Conor Maginn has his sights set on a starting place for Down against Tipperary in next week-end’s All-Ireland round four football qualifier.
The Bryansford clubman came off the bench in the second-half of Sunday’s Ulster final and scored two points but his efforts failed to sustain Down’s challenge in a game which ultimately proved well beyond their reach.
Having also been used as a substitute in the Ulster semi-final win over Monaghan, Maginn clearly relishes the chance of seeing action from the start against Peter Creedon’s buoyant outfit who have chalked up significant back to back wins over Wexford and Antrim, both of whom had been fancied to beat them.
“Obviously competition for places is keen but I would like to be in there from the start if possible.
“Everyone wants to be on board as we are very keen to show we are a better side than we showed in the Ulster final,” observes Maginn.
He has already gained considerable experience with Down but the return of experienced duo Benny Coulter and Liam Doyle to the side for the Ulster decider coupled with the fine form of Donal O’Hare who made his championship debut in the quarter-final win over Fermanagh when he scored 1-1 means that Maginn’s scope for selection has been rather more limited.
Yet the manner in which he swung over his brace of scores against Jim McGuinness’ side, his opener coming with his first touch, underlined his predatory instinct and sure-footedness.

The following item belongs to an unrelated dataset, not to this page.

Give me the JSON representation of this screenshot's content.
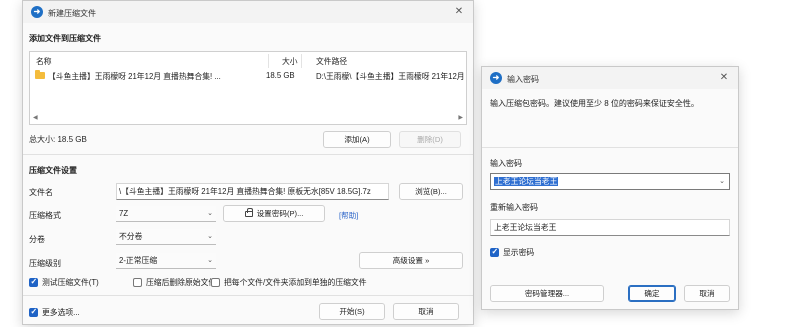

Danny Hughes was one of three substitutes — Maginn and Eoin McCartan being the other two — to land scores against Donegal and could now be challenging for starting places in the game against Tipperary.
There had been a doubt about Hughes leading up to Sunday’s game and manager James McCartan decided not to risk him.
Instead Kalum King was included while Liam Doyle took the place of Eoin McCartan.
King, though, was mainly deployed up front where he made little headway against Donegal’s tight marking and it is now expected that he will resume his midfield partnership with Ambrose Rogers for the clash with Tipperary when Down may adopt a more conventional formation.
Attendance figures at this year's Ulster football championship were up almost 13 per cent on last year.
They increased by almost 15,000, reaching a total of 124,884 for the eight games.
The sell-out attendance of 34,696 at Sunday's Donegal-Down game was the largest for an Ulster final in three years.
It follows an upward trend of 20 per cent in attendances at Ulster club and McKenna Cup games, and a 15 per cent increase at the Under-21 football championships.